Collected data:
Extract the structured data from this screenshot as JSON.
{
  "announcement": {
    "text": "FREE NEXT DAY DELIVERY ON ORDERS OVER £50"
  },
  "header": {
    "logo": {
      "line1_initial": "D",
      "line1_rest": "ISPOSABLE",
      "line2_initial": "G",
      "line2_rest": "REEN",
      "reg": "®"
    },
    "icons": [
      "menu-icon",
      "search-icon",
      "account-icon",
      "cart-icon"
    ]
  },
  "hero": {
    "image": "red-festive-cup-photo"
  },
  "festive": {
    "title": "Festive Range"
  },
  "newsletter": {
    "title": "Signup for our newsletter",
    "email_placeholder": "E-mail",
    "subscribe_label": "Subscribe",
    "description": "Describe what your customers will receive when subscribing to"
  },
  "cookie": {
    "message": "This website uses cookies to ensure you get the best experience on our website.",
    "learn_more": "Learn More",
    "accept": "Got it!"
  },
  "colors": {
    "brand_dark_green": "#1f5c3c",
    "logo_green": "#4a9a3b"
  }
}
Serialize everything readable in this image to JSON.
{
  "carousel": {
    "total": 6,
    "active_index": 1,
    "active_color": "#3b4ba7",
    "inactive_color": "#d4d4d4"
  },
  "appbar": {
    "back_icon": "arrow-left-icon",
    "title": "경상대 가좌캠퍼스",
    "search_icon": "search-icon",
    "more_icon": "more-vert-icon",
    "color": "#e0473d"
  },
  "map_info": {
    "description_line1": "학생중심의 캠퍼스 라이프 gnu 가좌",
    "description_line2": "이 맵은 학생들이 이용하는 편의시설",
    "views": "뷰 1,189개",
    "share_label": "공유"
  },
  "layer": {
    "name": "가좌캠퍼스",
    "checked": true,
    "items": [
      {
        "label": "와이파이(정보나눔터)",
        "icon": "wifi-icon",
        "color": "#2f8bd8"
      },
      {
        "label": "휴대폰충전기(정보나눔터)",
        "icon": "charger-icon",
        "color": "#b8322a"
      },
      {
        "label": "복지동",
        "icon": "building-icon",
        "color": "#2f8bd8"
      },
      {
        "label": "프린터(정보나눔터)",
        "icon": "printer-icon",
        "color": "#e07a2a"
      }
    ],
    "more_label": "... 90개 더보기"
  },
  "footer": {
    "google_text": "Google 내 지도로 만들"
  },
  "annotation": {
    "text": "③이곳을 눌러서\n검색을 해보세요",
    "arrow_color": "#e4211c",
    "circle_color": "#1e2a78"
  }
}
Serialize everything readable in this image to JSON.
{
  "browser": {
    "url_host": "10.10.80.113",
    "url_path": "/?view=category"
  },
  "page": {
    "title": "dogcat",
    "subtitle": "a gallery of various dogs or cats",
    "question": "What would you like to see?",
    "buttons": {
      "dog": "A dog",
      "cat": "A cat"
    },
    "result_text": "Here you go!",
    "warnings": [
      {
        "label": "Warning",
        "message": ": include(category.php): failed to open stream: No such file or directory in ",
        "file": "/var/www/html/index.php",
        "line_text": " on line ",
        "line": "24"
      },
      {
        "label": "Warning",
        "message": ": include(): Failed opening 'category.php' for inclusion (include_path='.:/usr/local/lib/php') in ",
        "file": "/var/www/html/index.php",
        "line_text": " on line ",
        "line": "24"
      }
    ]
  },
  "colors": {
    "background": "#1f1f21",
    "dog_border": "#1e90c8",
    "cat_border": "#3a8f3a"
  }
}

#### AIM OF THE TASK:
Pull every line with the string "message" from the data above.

#### SOLVED EXERCISE:
    "message": "This website uses cookies to ensure you get the best experience on our website.",
        "message": ": include(category.php): failed to open stream: No such file or directory in ",
        "message": ": include(): Failed opening 'category.php' for inclusion (include_path='.:/usr/local/lib/php') in ",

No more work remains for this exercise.